So no wonder I felt like a charlatan when I was selling tinctures, that's not the real message I'm trying to get out there .. This plant medicine 'thing' isn't about what I can make out of the plants, it's what they make out of me. They've re-created me, from the inside out.
They taught me something that the social-justice/eco-activist/anti-agricultural/blame-the-patriarchy types need to hear. The planet, Creation, doesn't need our help. It can, and will, get on with it just fine. We're in need Creation's help, and it knows that. It is offering its help every moment.
Every time we step off the sidewalk onto the ground, the vast mycelium network of the soil senses our footfalls and sends a message to the next tree. That tree greets us as we walk under it. That bird that chose to land in that tree just as we came along did so because we were walking by. The breeze catches our scent and passes it along to the flowers - they smell us as we smell them, don't you see? Creation is aware of us more than we are aware of it.
When we take wild things into our bodies as nourishment - and I don't mean 'wild-harvested' chaga in tea bags or (shudder) bottled spring water, I mean nibbling whatever green thing is springing up at us from the ground outside our door, and sticking our tongues out when it rains - when we get it right from Creation, then that stuff wakes up our cells which in turn shake our awareness awake again. We're simply being made more fully human.
And you know what? It's a shit-ton of fun being this kind of human. This is a light-hearted life. It's a jolly thing to know that chattering squirrel is actually telling you a story (or telling you off, as they so often are). It's a freaking delight when the local raven takes to doing tricks in the sky above your yard because he likes it when you laugh at him and praise his skills. It blows your mind when a wind blown aspen tree falls across the path you often walk, and it tells you "take me, use me!" and you hesitate because you don't know how to use it, then you harvest some bark anyway,
trusting the tree
then you get home, look it up and discover it can be made into an infused oil and then for
years and years afterward
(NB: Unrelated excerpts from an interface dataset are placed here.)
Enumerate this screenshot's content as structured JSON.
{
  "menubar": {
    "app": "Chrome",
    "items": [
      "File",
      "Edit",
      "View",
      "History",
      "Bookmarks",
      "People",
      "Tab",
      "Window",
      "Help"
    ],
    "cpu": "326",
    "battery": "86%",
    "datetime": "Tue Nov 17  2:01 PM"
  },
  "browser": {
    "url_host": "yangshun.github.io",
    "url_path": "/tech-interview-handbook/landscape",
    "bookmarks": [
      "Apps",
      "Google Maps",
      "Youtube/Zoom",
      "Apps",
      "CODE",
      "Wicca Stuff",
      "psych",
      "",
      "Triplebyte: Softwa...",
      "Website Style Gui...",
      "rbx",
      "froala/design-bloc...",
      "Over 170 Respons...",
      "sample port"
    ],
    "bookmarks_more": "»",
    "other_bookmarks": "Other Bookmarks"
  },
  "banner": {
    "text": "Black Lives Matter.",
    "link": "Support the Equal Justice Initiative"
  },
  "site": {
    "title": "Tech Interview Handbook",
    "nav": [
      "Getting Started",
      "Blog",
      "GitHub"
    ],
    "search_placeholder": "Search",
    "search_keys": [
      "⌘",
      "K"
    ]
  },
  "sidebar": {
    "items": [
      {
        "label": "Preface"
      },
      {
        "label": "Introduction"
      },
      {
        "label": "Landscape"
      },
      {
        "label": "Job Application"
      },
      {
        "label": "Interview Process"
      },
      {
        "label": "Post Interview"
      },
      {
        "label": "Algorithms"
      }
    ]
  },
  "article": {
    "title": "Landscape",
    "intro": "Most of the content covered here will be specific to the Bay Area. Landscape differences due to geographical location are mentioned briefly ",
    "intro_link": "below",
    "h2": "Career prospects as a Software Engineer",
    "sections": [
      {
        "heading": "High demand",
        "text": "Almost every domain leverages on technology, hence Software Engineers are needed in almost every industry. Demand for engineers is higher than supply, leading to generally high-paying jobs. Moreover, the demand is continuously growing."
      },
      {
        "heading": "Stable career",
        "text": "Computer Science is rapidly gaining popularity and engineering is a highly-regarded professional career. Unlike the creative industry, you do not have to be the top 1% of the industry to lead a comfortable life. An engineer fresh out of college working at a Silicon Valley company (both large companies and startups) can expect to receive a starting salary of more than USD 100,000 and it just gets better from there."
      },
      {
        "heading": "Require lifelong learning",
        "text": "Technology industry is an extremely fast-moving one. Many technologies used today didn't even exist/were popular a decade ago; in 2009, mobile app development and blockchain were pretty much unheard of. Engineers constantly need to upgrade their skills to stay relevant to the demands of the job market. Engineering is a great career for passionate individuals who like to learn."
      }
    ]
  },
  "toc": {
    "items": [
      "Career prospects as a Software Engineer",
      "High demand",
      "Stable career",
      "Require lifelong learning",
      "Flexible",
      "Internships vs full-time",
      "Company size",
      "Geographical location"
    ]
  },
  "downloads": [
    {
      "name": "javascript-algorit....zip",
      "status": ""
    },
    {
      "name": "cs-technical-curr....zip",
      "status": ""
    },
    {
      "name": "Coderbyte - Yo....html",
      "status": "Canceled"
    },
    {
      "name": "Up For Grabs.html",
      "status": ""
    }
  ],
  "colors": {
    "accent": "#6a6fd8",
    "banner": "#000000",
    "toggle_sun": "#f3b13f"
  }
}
that oil soothes aches and pains
(from chopping wood and carrying water)
yours and your loved ones',
and it always smells just like the day that tree spoke to you, it always smells like trust.